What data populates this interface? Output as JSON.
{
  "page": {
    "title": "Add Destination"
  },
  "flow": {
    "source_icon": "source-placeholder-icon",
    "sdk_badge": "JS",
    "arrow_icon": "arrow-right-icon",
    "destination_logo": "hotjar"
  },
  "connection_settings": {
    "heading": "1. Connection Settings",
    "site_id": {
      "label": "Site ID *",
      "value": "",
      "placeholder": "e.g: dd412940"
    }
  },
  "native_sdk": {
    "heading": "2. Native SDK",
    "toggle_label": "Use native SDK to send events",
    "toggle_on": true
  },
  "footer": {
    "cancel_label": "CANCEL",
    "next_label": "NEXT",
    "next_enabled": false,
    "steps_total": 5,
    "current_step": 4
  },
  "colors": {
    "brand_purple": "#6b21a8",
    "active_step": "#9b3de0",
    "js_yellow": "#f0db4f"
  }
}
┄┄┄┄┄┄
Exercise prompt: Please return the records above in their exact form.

Response box:
What data populates this interface? Output as JSON.
{
  "page": {
    "title": "Add Destination"
  },
  "flow": {
    "source_icon": "source-placeholder-icon",
    "sdk_badge": "JS",
    "arrow_icon": "arrow-right-icon",
    "destination_logo": "hotjar"
  },
  "connection_settings": {
    "heading": "1. Connection Settings",
    "site_id": {
      "label": "Site ID *",
      "value": "",
      "placeholder": "e.g: dd412940"
    }
  },
  "native_sdk": {
    "heading": "2. Native SDK",
    "toggle_label": "Use native SDK to send events",
    "toggle_on": true
  },
  "footer": {
    "cancel_label": "CANCEL",
    "next_label": "NEXT",
    "next_enabled": false,
    "steps_total": 5,
    "current_step": 4
  },
  "colors": {
    "brand_purple": "#6b21a8",
    "active_step": "#9b3de0",
    "js_yellow": "#f0db4f"
  }
}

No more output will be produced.